━━━ DATA EXTRACTS ━━━

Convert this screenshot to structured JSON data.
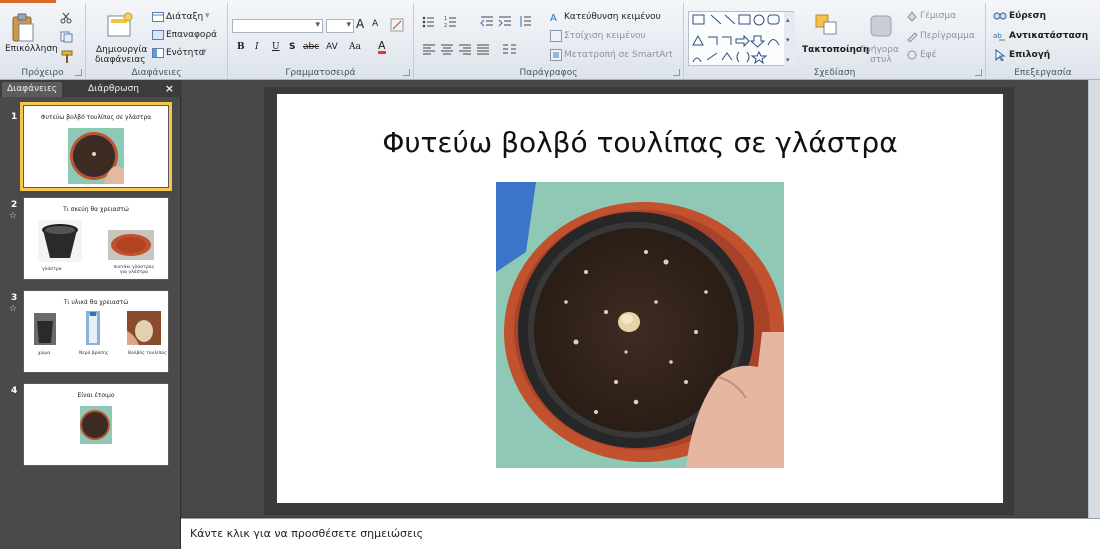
{
  "ribbon": {
    "clipboard": {
      "paste_label": "Επικόλληση",
      "group_label": "Πρόχειρο"
    },
    "slides": {
      "new_slide_label_line1": "Δημιουργία",
      "new_slide_label_line2": "διαφάνειας",
      "layout_label": "Διάταξη",
      "reset_label": "Επαναφορά",
      "section_label": "Ενότητα",
      "group_label": "Διαφάνειες"
    },
    "font": {
      "font_name_value": "",
      "font_size_value": "",
      "bold": "B",
      "italic": "I",
      "underline": "U",
      "shadow": "S",
      "strike": "abc",
      "spacing": "AV",
      "case": "Aa",
      "color": "A",
      "grow": "A",
      "shrink": "A",
      "group_label": "Γραμματοσειρά"
    },
    "paragraph": {
      "text_direction_label": "Κατεύθυνση κειμένου",
      "align_text_label": "Στοίχιση κειμένου",
      "smartart_label": "Μετατροπή σε SmartArt",
      "group_label": "Παράγραφος"
    },
    "drawing": {
      "arrange_label": "Τακτοποίηση",
      "quick_styles_line1": "Γρήγορα",
      "quick_styles_line2": "στυλ",
      "fill_label": "Γέμισμα",
      "outline_label": "Περίγραμμα",
      "effects_label": "Εφέ",
      "group_label": "Σχεδίαση"
    },
    "editing": {
      "find_label": "Εύρεση",
      "replace_label": "Αντικατάσταση",
      "select_label": "Επιλογή",
      "group_label": "Επεξεργασία"
    }
  },
  "panel": {
    "tab_slides": "Διαφάνειες",
    "tab_outline": "Διάρθρωση",
    "close_glyph": "×",
    "thumbnails": [
      {
        "number": "1",
        "title": "Φυτεύω βολβό τουλίπας σε γλάστρα",
        "captions": []
      },
      {
        "number": "2",
        "title": "Τι σκεύη θα χρειαστώ",
        "captions": [
          "γλάστρα",
          "πιατάκι γλάστρας για γλάστρα"
        ]
      },
      {
        "number": "3",
        "title": "Τι υλικά θα χρειαστώ",
        "captions": [
          "χώμα",
          "Νερό βρύσης",
          "Βολβός τουλίπας"
        ]
      },
      {
        "number": "4",
        "title": "Είναι έτοιμο",
        "captions": []
      }
    ]
  },
  "slide": {
    "title": "Φυτεύω βολβό τουλίπας σε γλάστρα"
  },
  "notes": {
    "placeholder": "Κάντε κλικ για να προσθέσετε σημειώσεις"
  },
  "colors": {
    "accent": "#d86b2b",
    "selected_thumb": "#f7c64b",
    "pot": "#2f2f2f",
    "soil": "#3e2c22",
    "saucer": "#c2512e",
    "water_bg": "#8fc9b6"
  }
}
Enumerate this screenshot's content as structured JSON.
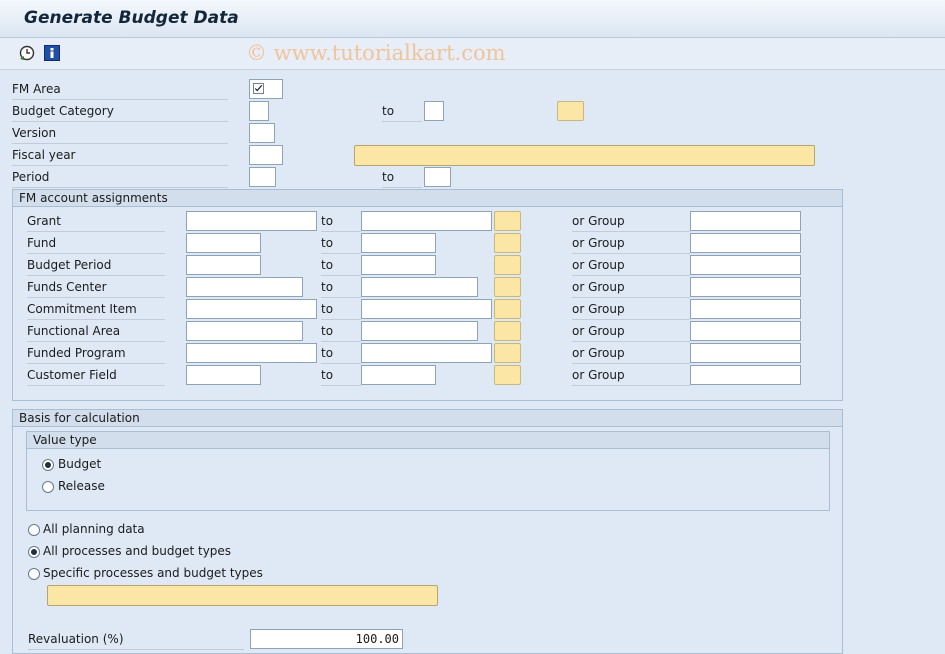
{
  "window": {
    "title": "Generate Budget Data"
  },
  "toolbar": {
    "execute_icon": "clock-execute-icon",
    "info_icon": "info-icon"
  },
  "watermark": "© www.tutorialkart.com",
  "selection": {
    "fm_area": {
      "label": "FM Area",
      "checked": true
    },
    "budget_category": {
      "label": "Budget Category",
      "to": "to"
    },
    "version": {
      "label": "Version"
    },
    "fiscal_year": {
      "label": "Fiscal year"
    },
    "period": {
      "label": "Period",
      "to": "to"
    }
  },
  "fm_account_assignments": {
    "title": "FM account assignments",
    "to": "to",
    "or_group": "or Group",
    "rows": [
      {
        "label": "Grant"
      },
      {
        "label": "Fund"
      },
      {
        "label": "Budget Period"
      },
      {
        "label": "Funds Center"
      },
      {
        "label": "Commitment Item"
      },
      {
        "label": "Functional Area"
      },
      {
        "label": "Funded Program"
      },
      {
        "label": "Customer Field"
      }
    ]
  },
  "basis": {
    "title": "Basis for calculation",
    "value_type": {
      "title": "Value type",
      "options": [
        {
          "label": "Budget",
          "selected": true
        },
        {
          "label": "Release",
          "selected": false
        }
      ]
    },
    "processes": [
      {
        "label": "All planning data",
        "selected": false
      },
      {
        "label": "All processes and budget types",
        "selected": true
      },
      {
        "label": "Specific processes and budget types",
        "selected": false
      }
    ],
    "revaluation": {
      "label": "Revaluation (%)",
      "value": "100.00"
    }
  },
  "colors": {
    "background": "#dfe9f5",
    "accent_yellow": "#fbe6a5",
    "group_border": "#a9bdd3"
  }
}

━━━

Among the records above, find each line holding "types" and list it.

*ANSWER SPACE*
        "label": "All processes and budget types",
        "label": "Specific processes and budget types",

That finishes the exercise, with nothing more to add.